**EXERCISE DIRECTIONS:** In the records, find every line with the word "nname" and copy it out.

**DATA FOR THIS EXERCISE:**
::::

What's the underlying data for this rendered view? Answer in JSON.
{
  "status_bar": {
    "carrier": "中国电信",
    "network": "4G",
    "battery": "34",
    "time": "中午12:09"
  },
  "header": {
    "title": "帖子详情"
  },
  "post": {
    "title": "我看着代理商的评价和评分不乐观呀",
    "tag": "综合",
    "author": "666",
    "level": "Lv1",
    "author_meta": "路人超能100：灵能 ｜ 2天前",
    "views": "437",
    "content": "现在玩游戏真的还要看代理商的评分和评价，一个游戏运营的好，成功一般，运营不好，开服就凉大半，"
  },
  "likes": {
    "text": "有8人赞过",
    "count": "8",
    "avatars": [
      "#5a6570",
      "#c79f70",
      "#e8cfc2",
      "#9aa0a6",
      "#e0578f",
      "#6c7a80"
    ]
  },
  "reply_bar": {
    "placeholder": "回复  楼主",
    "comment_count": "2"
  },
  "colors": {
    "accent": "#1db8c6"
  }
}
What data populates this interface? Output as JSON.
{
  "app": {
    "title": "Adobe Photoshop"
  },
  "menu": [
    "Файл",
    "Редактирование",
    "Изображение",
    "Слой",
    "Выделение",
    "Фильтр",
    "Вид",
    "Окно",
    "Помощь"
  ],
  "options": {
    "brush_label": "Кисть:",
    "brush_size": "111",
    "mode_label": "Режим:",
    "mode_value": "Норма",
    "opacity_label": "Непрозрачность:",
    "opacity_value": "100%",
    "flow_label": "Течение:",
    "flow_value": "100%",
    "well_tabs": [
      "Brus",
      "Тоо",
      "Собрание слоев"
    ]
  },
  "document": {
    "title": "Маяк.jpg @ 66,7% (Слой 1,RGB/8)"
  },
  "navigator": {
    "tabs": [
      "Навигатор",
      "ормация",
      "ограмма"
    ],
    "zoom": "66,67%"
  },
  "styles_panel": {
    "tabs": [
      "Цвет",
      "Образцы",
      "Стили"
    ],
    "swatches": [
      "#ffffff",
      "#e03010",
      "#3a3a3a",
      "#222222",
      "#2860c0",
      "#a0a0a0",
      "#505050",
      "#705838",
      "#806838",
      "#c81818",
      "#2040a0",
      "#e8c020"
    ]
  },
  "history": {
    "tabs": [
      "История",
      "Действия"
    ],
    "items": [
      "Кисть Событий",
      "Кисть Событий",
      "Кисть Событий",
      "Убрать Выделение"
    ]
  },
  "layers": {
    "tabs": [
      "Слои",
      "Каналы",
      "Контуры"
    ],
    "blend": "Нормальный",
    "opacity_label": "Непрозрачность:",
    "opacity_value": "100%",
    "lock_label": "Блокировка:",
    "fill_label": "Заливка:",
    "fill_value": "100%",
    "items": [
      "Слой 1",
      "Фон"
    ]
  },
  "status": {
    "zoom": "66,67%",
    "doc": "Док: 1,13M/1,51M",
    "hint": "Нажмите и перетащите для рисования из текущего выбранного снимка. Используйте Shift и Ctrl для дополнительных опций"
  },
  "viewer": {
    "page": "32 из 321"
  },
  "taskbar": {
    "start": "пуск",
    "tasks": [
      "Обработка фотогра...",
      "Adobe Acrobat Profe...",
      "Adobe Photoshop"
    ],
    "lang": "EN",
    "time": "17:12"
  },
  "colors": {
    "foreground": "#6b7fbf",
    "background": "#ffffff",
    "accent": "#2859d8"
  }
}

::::

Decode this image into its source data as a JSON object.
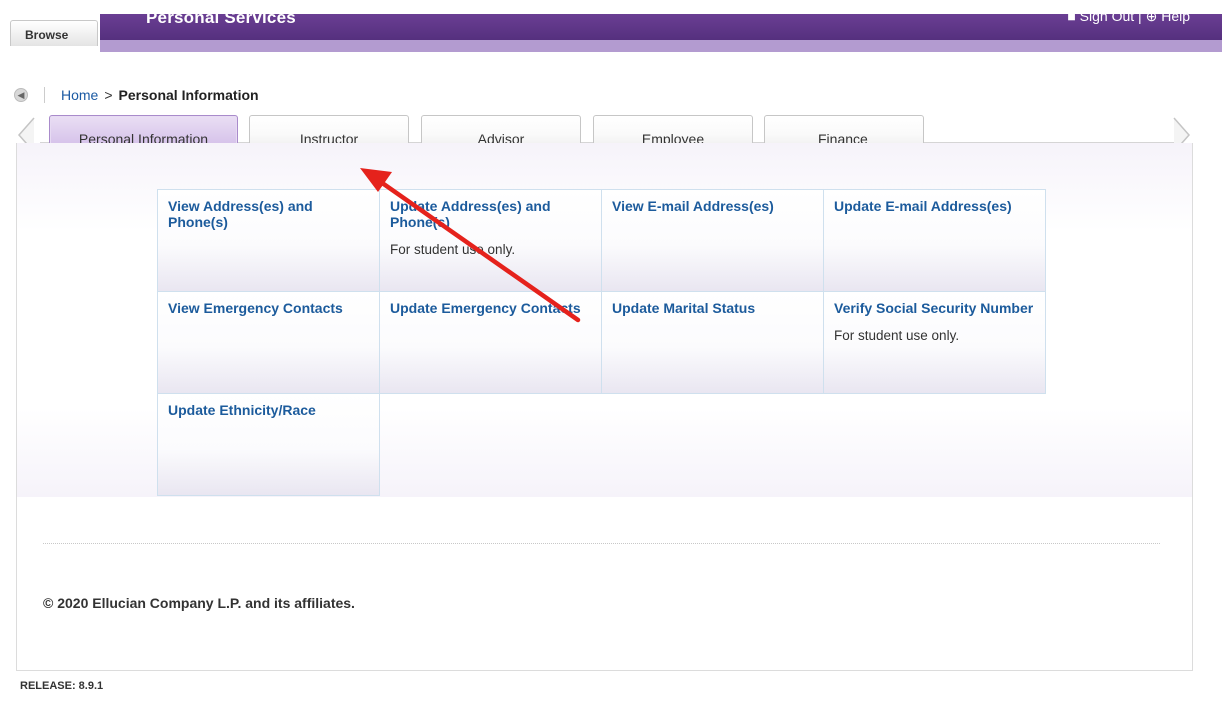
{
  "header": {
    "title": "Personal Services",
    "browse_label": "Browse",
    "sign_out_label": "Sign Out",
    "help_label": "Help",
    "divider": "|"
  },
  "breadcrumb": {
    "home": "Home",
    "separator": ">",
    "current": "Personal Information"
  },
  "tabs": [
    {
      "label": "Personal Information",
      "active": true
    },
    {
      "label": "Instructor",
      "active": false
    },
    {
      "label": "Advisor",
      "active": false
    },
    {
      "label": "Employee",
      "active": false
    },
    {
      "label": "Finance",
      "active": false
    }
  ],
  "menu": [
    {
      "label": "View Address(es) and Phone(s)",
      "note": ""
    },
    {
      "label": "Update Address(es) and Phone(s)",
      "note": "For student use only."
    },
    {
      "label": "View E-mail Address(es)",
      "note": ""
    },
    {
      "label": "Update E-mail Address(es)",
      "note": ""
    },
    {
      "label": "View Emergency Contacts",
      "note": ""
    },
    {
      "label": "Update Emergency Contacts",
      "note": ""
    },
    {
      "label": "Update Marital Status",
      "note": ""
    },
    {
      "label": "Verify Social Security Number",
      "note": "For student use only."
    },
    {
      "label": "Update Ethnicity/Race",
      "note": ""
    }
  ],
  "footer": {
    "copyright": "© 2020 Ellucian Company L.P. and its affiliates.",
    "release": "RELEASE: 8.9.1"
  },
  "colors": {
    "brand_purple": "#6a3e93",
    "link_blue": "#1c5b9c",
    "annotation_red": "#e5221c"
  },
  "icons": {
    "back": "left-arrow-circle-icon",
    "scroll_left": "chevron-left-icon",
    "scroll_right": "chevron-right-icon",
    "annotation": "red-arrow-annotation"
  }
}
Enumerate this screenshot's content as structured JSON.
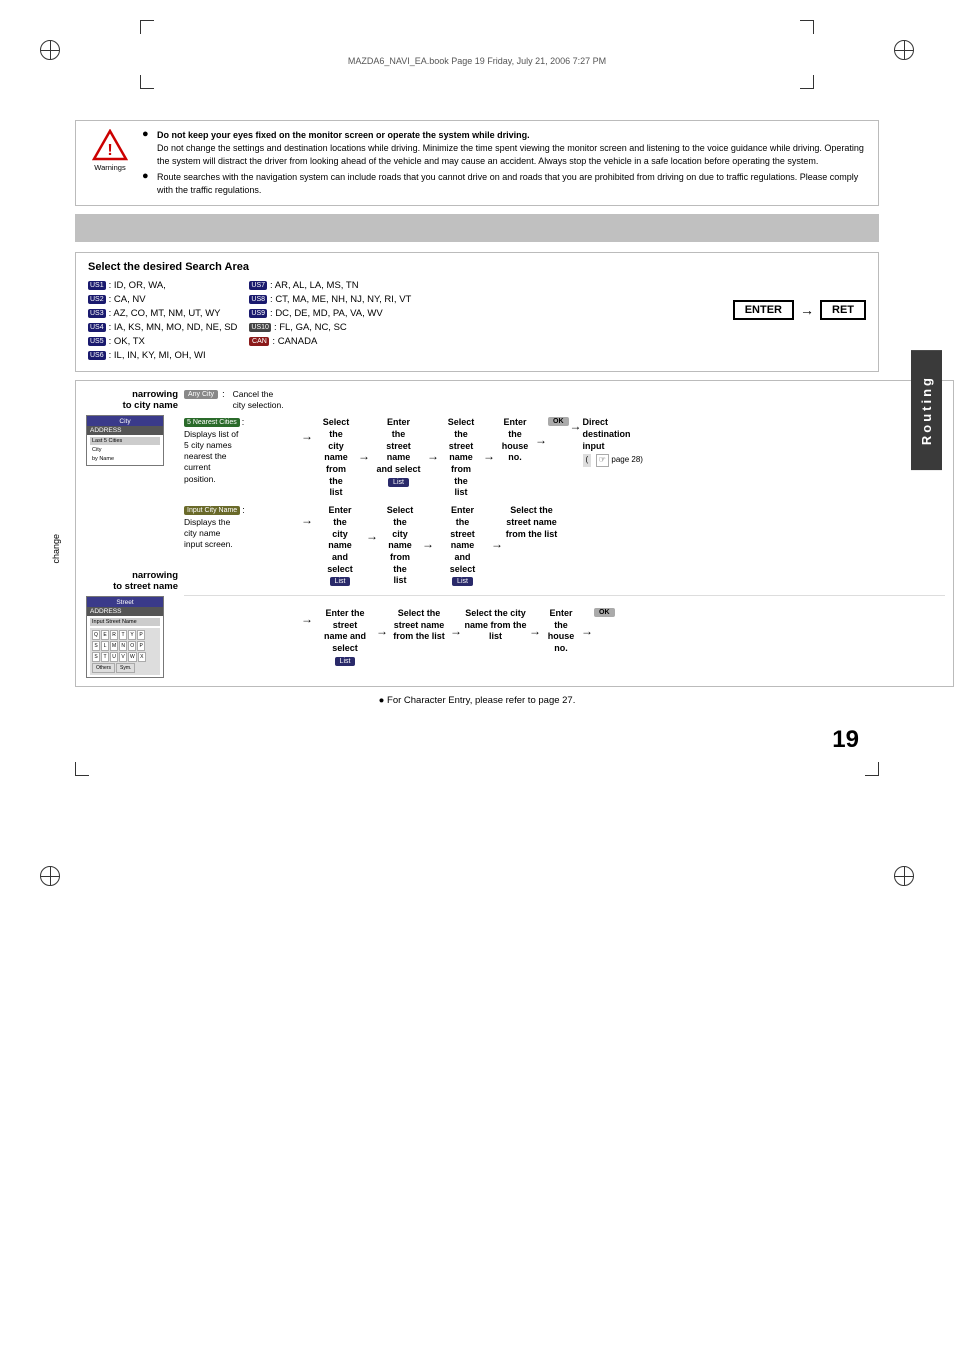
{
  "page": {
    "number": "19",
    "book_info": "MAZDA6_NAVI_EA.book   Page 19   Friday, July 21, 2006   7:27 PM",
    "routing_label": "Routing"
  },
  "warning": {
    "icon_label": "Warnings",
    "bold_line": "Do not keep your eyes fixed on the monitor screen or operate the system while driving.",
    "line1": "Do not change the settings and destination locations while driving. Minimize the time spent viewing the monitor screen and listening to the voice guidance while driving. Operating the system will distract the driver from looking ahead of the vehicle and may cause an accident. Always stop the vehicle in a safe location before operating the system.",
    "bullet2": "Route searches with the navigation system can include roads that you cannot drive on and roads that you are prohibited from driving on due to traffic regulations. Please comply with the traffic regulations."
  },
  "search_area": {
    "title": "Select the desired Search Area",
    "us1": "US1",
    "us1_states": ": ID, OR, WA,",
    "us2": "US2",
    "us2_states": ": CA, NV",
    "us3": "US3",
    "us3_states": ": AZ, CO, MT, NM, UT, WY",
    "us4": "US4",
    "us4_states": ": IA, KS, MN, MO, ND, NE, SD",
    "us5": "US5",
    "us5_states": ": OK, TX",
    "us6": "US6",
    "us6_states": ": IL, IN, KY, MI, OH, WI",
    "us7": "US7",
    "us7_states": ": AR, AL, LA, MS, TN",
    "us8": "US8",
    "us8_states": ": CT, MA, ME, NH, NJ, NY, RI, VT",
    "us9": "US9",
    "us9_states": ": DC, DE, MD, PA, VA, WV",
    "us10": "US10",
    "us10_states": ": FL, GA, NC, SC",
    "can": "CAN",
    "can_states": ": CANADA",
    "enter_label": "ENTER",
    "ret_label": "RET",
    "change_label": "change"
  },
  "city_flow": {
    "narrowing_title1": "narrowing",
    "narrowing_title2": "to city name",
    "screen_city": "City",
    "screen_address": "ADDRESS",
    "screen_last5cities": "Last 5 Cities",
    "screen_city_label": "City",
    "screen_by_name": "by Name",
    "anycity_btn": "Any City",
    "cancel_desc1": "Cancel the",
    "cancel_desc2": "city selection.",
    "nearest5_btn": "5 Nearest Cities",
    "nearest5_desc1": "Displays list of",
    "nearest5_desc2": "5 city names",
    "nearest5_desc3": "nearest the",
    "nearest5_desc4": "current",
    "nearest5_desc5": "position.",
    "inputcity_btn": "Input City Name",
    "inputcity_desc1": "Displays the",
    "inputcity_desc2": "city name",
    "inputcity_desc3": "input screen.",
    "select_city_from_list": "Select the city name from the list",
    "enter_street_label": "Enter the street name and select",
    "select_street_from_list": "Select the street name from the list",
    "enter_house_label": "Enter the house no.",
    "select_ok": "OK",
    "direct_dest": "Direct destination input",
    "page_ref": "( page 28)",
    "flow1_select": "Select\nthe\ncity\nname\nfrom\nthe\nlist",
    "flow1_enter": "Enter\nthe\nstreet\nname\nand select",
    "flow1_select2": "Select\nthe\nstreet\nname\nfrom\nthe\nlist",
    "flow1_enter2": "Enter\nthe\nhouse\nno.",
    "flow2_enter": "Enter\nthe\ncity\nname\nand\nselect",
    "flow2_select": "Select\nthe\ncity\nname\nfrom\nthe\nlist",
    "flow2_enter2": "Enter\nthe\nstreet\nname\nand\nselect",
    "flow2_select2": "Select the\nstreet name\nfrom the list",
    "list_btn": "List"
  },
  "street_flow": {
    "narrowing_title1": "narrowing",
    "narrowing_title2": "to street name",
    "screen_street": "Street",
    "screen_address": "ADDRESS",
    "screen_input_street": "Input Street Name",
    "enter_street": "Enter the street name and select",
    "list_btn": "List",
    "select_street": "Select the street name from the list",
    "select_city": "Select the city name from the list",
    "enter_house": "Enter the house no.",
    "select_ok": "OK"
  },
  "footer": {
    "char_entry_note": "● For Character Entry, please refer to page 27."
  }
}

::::

**ANSWER SECTION:**
    "flow1_select": "Select\nthe\ncity\nname\nfrom\nthe\nlist",
    "flow1_enter": "Enter\nthe\nstreet\nname\nand select",
    "flow1_select2": "Select\nthe\nstreet\nname\nfrom\nthe\nlist",
    "flow2_enter": "Enter\nthe\ncity\nname\nand\nselect",
    "flow2_select": "Select\nthe\ncity\nname\nfrom\nthe\nlist",
    "flow2_enter2": "Enter\nthe\nstreet\nname\nand\nselect",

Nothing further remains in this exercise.